The Great Coconut Conundrum

The coconut section in the canned foods aisle of the grocery store is a confusing place. Not because it is hard to find but because there is an array of cans lined up on the shelves that are all seemingly the same.

glasses of coconut milk with whole coconuts


If you don’t know the vernacular or what you are looking for specifically, it can be quite the conundrum.

You’ve got crème de coconut, coconut cream, and coconut milk in a range of fat percentages. For those of you that are as dizzy as I am when it comes to canned coconut products, look no further than this guide. 

First thing to note: these are not the same products and should not be used interchangeably. Second thing to note: always check to see if they are sweetened or unsweetened. Sweetened coconut milk in your curry isn’t going to be ideal.

Here is a breakdown of each type of canned coconut.

What is coconut milk? 

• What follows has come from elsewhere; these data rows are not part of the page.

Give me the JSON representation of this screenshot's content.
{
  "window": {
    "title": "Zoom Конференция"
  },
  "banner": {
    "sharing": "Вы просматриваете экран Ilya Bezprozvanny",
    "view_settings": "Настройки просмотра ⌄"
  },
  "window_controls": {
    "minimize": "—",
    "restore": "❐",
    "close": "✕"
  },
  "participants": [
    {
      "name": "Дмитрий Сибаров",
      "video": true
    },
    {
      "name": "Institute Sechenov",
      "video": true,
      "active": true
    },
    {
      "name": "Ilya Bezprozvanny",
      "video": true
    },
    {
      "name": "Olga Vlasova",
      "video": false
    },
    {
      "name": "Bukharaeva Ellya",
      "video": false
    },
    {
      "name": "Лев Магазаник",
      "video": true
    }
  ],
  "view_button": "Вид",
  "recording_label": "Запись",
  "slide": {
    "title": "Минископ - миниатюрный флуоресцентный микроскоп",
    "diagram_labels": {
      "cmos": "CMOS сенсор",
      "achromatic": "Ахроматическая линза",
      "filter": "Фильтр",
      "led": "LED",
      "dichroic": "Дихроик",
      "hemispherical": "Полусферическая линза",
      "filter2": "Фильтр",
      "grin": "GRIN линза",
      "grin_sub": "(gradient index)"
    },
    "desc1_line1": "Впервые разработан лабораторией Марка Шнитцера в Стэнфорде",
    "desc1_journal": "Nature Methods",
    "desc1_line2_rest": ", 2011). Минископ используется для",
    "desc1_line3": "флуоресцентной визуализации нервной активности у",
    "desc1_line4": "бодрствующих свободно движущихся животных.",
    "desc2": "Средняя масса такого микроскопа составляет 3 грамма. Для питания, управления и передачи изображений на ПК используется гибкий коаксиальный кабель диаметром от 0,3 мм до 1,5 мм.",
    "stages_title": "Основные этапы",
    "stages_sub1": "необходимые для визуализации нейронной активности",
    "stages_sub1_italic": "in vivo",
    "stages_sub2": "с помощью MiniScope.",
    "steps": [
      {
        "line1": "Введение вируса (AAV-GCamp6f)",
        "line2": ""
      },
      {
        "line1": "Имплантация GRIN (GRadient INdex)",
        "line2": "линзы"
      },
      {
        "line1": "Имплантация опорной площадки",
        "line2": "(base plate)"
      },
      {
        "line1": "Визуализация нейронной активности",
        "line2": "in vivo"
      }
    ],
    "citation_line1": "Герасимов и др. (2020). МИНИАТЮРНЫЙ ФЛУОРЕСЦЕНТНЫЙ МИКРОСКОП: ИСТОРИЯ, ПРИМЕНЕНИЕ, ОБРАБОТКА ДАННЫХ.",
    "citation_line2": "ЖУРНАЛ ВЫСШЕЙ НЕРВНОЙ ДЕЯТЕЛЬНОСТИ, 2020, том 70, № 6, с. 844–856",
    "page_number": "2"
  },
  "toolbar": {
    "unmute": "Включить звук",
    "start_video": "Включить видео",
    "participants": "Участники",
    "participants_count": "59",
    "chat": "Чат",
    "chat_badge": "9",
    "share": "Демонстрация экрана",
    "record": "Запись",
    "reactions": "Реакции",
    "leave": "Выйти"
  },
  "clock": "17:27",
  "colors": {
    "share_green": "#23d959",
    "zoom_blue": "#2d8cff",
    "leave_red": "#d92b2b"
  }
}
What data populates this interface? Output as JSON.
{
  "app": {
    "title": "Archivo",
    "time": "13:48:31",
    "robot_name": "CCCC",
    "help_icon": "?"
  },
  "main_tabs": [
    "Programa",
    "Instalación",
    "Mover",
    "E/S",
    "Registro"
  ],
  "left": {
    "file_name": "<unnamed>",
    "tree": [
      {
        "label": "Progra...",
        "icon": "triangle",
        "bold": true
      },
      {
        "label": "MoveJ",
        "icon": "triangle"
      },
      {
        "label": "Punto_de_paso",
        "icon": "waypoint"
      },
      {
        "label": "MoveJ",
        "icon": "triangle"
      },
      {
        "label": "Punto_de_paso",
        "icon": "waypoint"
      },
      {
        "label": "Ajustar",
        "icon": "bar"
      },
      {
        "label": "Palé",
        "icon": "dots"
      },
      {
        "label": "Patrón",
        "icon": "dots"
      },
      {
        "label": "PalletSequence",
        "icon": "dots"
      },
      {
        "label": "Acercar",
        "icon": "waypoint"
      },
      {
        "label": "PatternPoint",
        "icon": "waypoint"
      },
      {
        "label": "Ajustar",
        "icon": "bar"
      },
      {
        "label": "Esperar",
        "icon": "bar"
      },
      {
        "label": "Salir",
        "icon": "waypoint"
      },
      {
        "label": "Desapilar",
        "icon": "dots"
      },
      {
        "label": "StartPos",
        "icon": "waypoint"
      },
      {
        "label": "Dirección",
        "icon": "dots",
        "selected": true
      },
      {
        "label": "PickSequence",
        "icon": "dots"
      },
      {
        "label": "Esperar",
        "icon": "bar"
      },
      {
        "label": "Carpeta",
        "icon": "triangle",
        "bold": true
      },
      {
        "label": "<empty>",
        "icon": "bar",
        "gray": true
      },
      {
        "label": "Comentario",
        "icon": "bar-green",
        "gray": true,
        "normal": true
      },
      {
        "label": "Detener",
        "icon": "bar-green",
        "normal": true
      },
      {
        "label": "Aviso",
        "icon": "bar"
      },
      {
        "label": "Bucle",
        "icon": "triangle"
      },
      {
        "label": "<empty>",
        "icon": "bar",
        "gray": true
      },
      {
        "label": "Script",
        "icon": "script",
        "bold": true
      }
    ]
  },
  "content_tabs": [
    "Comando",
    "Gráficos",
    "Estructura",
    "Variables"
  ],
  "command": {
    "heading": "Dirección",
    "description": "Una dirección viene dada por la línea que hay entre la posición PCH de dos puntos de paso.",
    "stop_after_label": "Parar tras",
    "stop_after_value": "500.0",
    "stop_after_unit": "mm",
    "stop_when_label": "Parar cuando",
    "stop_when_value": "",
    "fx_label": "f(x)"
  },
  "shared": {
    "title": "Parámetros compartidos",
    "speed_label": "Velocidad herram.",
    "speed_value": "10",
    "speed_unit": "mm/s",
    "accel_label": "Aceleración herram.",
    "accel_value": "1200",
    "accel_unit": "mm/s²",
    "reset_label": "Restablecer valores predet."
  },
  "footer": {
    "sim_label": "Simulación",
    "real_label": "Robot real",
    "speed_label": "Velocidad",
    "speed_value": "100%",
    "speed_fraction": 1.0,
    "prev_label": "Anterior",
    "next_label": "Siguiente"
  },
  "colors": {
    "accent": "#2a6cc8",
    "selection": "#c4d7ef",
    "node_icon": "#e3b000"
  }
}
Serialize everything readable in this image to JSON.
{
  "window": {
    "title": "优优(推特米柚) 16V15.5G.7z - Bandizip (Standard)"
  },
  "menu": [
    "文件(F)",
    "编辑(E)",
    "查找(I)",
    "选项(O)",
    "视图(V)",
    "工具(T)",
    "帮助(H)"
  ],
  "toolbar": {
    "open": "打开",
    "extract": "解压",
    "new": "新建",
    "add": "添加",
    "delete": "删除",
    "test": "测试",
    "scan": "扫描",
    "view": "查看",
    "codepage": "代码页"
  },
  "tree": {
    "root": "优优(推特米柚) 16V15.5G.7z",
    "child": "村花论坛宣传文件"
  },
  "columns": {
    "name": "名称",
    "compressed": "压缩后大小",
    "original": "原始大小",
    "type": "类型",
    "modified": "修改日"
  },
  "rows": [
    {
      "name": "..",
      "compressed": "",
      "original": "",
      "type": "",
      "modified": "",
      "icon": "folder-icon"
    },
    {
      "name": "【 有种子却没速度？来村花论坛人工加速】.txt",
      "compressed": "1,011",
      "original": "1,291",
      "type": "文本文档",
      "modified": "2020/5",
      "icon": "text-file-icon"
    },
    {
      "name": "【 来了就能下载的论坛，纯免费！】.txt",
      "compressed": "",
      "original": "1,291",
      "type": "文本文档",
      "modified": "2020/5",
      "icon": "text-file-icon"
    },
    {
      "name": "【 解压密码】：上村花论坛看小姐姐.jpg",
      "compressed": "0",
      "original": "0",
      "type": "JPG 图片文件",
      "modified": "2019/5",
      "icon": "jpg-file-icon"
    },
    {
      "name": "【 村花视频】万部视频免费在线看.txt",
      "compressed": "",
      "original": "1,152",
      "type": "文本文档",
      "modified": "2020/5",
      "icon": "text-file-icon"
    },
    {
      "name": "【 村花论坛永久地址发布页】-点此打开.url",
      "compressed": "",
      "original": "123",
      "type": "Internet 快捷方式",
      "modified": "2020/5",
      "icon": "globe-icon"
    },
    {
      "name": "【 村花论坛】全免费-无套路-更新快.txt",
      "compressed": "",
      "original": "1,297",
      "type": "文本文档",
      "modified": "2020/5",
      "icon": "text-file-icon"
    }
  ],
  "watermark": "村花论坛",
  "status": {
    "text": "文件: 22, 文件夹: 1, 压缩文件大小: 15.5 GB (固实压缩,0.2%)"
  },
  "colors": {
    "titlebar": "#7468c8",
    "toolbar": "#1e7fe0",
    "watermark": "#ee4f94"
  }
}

Coconut milk is an amazing ingredient that gives whatever you add it to a dairy like flavor (without the dairy) and a tropical feel. Great in coffee, for yogurt making, in sweet and savory dishes, and as a vegan substitute for many recipes using traditional dairy products. It is known as “vegan milk”.

To make it, they grate the white flesh of ripe coconuts and puree it with water. That is then strained of the solids and there you have it, coconut milk. It’s not really rocket science which is great for all of us at home. 

And while you can make it at home, it is super easy to run to the store to buy cans of the stuff. These can be found in the international food aisle or in specialty grocery stores. In a pinch, the internet will help you out.

When using canned coconut milk, you will notice a solid white “cap” when you open the can. This is known as coconut cream and is very rich and high in fat. This is meant to be used along with the more liquid milk below.

It can be a little tricky to get out of the can, so a good vigorous shake before cracking the can open is something I highly suggest. 

What is coconut cream?

Coconut crème is made from coconut, water, and most often a stabilizer like guar gum. It has far more coconut than coconut milk which gives it a thicker, more rich and luscious texture. 

Coconut crème is not sweetened (for that see cream of coconut below) and is therefore great in both sweet and savory dishes. Think everything from Pina Colada Ice Cream and cocktails to velvety curries and savory chicken casseroles. The sky is the limit! 

This can be found in most grocery stores. Take a second to read all the labels carefully as there are subtle differences all over the place when it comes to this in terms of fat content much like whole milk versus 2%. 

Full fat is thicker in texture and flavor and can be used in cooking or baking. Be mindful to use the fat percentage a recipe calls for.

What is crème de coconut aka cream of coconut? 

Cream of coconut is to coconut milk what condensed milk is to regular milk. The most common brand name is Coco Lopez.

It is a product created by adding a good, healthy heaping of sugar, and I would be lying if I said it wasn’t delicious. 

To make it, they make coconut cream and add sugar. There might be some additional stabilizers there but for the most part, it is as simple as that. 

This product is often used for things like tropical drinks, frozen drinks, and even ice cream where intense sweetness and flavor are needed. If you open a can and don’t use it all, try stirring it into your iced or hot coffee in the morning. You won’t be disappointed. 

Friendly Reminder

When you are in the store, and I can’t stress this enough, read those labels carefully. My eyes have played tricks on me more than one time. 

Happy shopping and we would love to hear what product you used for what recipe!

close up of coconut milk
Jessica Formicola in her ktichen

About the Author

Jessica Formicola

Jessica the mom, wife and chef behind Savory Experiments. You might see her on the Emmy- nominated TV show Plate It! or on bookshelves as a cookbook author. Jessica is a Le Cordon Bleu certified recipe developer and regularly contributed to Parade, Better Homes & Gardens, The Daily Meal and more!

Read More About Jessica

Join The Discussion

Your email address will not be published. Required fields are marked *